I reduced the butter to less than half a cup, relying on some of the healthier fat in the almond flour and the eggs to add moisture.  I replaced some of the cane sugar with less refined honey.  It still is a sugar, yet has some vitamins and minerals to contribute as opposed to the more refined cane sugar.

 

The best part is that these cookies are delicious.  They don’t taste like cardboard, but instead an irresistible soft cookie with bites of chocolate throughout a flavor-filled dough.  I’m not necessarily a big cookies-and-milk-for-snack-time type of gal, but with these cookies, I am all for a treat like this that also packs a nutritional punch.

 

Pin on Pinterest!

 

 

 

Please reload

Please reload

AFFILIATE DISCLOSURE
This website, including this page, contains affiliate links.  This means that The Nourished Seedling may receive a percentage of any product you purchase when using the links in the posts, articles or recipes.

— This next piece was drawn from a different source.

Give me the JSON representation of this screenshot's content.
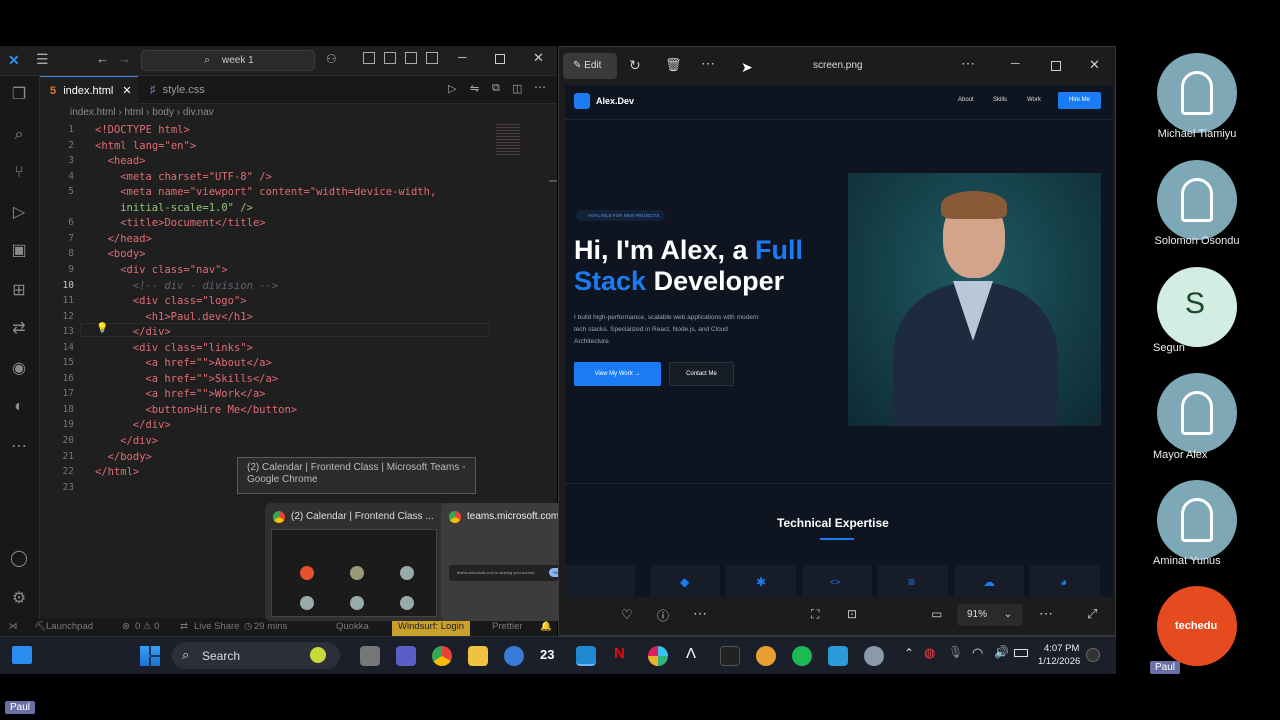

There is no difference in the price of the products, yet your purchase supports the mission of The Nourished Seedling to help people to reach optimal health by living a healthy and balanced life.  Thank you for your support!

For more informtion on affiliates and disclaimers, please click here.

Please reload

Please feel free to leave a comment!

*PLEASE NOTE* Anywhere you are asked for your email on this site, it is to verify you are a human (not a robot/computer).  Your email address will NEVER be published or sold.